[YOUR ASSIGNMENT] Retype the listing found below exactly, but leave out each picture.

· · · · ·

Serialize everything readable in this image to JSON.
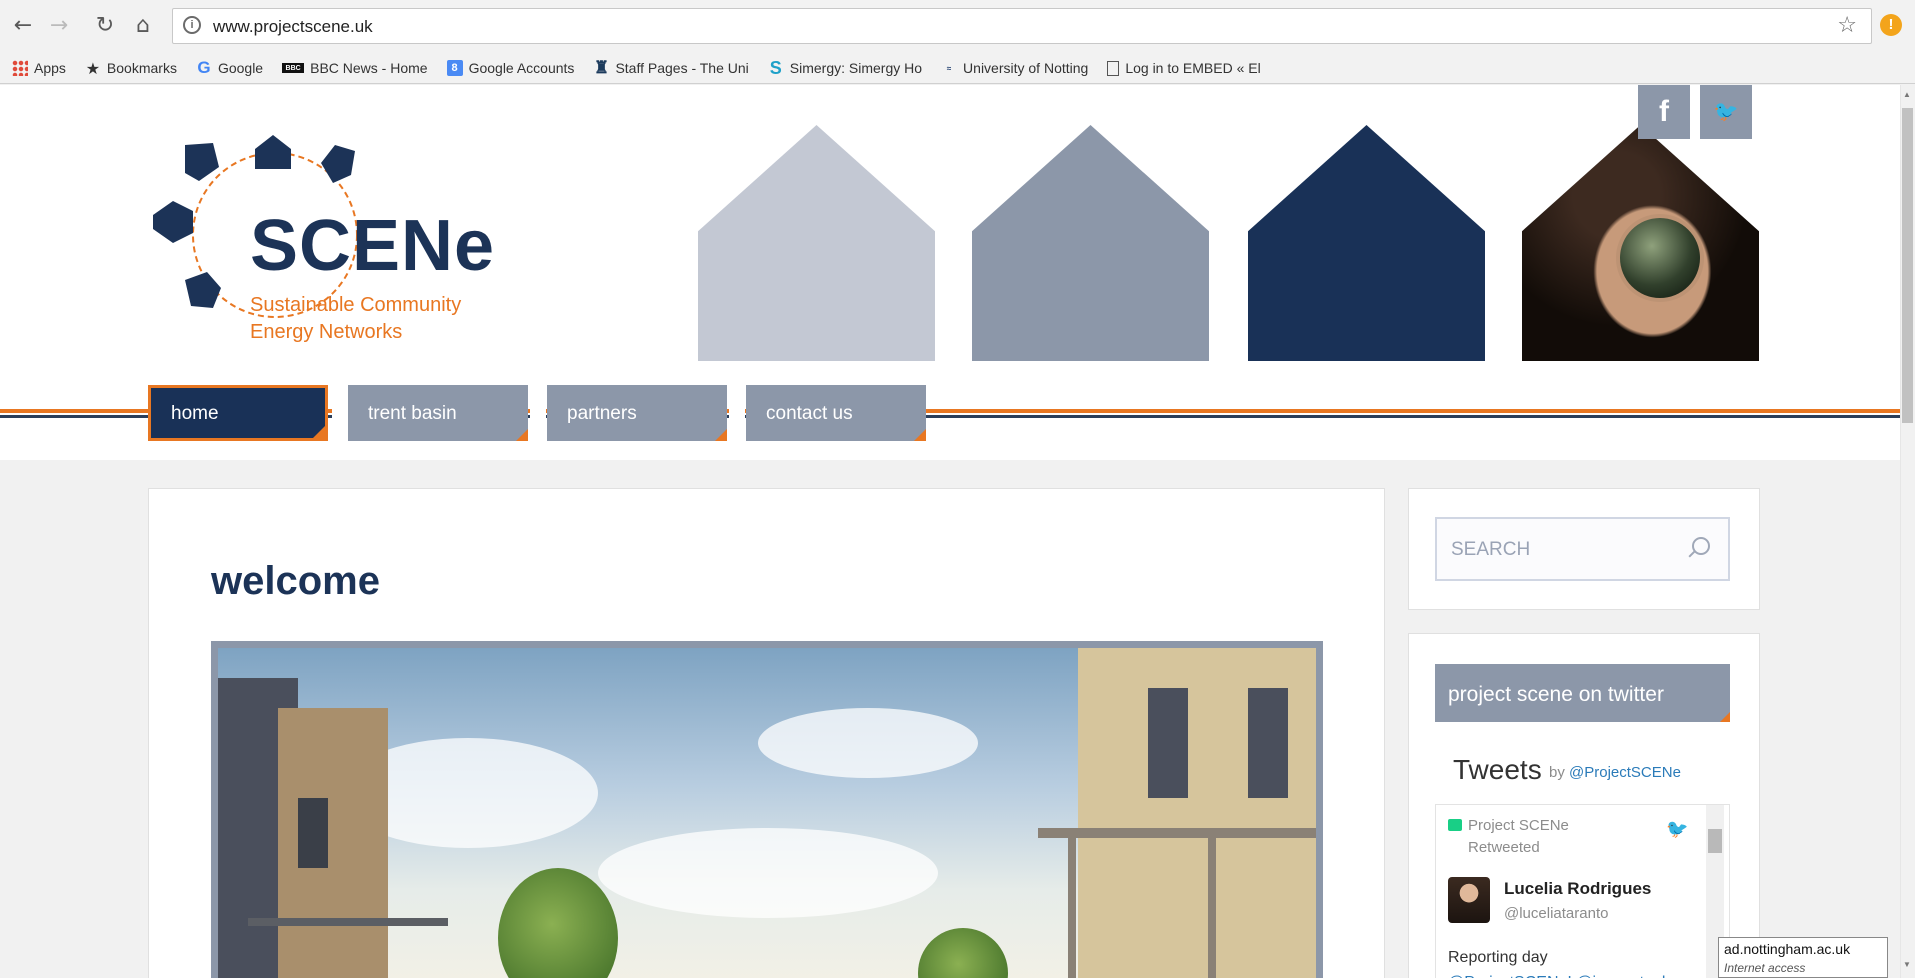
{
  "browser": {
    "url": "www.projectscene.uk",
    "bookmarks": [
      {
        "label": "Apps",
        "icon": "apps-icon"
      },
      {
        "label": "Bookmarks",
        "icon": "star-icon"
      },
      {
        "label": "Google",
        "icon": "google-icon"
      },
      {
        "label": "BBC News - Home",
        "icon": "bbc-icon"
      },
      {
        "label": "Google Accounts",
        "icon": "google-accounts-icon"
      },
      {
        "label": "Staff Pages - The Uni",
        "icon": "staff-icon"
      },
      {
        "label": "Simergy: Simergy Ho",
        "icon": "simergy-icon"
      },
      {
        "label": "University of Notting",
        "icon": "uon-icon"
      },
      {
        "label": "Log in to EMBED « El",
        "icon": "page-icon"
      }
    ]
  },
  "site": {
    "logo_title": "SCENe",
    "logo_sub_1": "Sustainable Community",
    "logo_sub_2": "Energy Networks",
    "nav": [
      "home",
      "trent basin",
      "partners",
      "contact us"
    ],
    "active_nav": "home",
    "social": {
      "facebook": "f",
      "twitter": "🐦"
    }
  },
  "main": {
    "heading": "welcome"
  },
  "sidebar": {
    "search_placeholder": "SEARCH",
    "twitter_heading": "project scene on twitter",
    "tweets_title": "Tweets",
    "tweets_by": "by",
    "tweets_handle": "@ProjectSCENe",
    "retweet_label": "Project SCENe Retweeted",
    "tweet_author": "Lucelia Rodrigues",
    "tweet_handle": "@luceliataranto",
    "tweet_text": "Reporting day",
    "tweet_mentions": "@ProjectSCENe! @innovateuk"
  },
  "status_tooltip": {
    "host": "ad.nottingham.ac.uk",
    "note": "Internet access"
  },
  "colors": {
    "navy": "#193157",
    "slate": "#8c97a9",
    "light_slate": "#c3c8d3",
    "orange": "#e87722"
  }
}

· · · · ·

[RESULT OF THE EXERCISE]
Serialize everything readable in this image to JSON.
{
  "browser": {
    "url": "www.projectscene.uk",
    "bookmarks": [
      {
        "label": "Apps",
        "icon": "apps-icon"
      },
      {
        "label": "Bookmarks",
        "icon": "star-icon"
      },
      {
        "label": "Google",
        "icon": "google-icon"
      },
      {
        "label": "BBC News - Home",
        "icon": "bbc-icon"
      },
      {
        "label": "Google Accounts",
        "icon": "google-accounts-icon"
      },
      {
        "label": "Staff Pages - The Uni",
        "icon": "staff-icon"
      },
      {
        "label": "Simergy: Simergy Ho",
        "icon": "simergy-icon"
      },
      {
        "label": "University of Notting",
        "icon": "uon-icon"
      },
      {
        "label": "Log in to EMBED « El",
        "icon": "page-icon"
      }
    ]
  },
  "site": {
    "logo_title": "SCENe",
    "logo_sub_1": "Sustainable Community",
    "logo_sub_2": "Energy Networks",
    "nav": [
      "home",
      "trent basin",
      "partners",
      "contact us"
    ],
    "active_nav": "home",
    "social": {
      "facebook": "f",
      "twitter": "🐦"
    }
  },
  "main": {
    "heading": "welcome"
  },
  "sidebar": {
    "search_placeholder": "SEARCH",
    "twitter_heading": "project scene on twitter",
    "tweets_title": "Tweets",
    "tweets_by": "by",
    "tweets_handle": "@ProjectSCENe",
    "retweet_label": "Project SCENe Retweeted",
    "tweet_author": "Lucelia Rodrigues",
    "tweet_handle": "@luceliataranto",
    "tweet_text": "Reporting day",
    "tweet_mentions": "@ProjectSCENe! @innovateuk"
  },
  "status_tooltip": {
    "host": "ad.nottingham.ac.uk",
    "note": "Internet access"
  },
  "colors": {
    "navy": "#193157",
    "slate": "#8c97a9",
    "light_slate": "#c3c8d3",
    "orange": "#e87722"
  }
}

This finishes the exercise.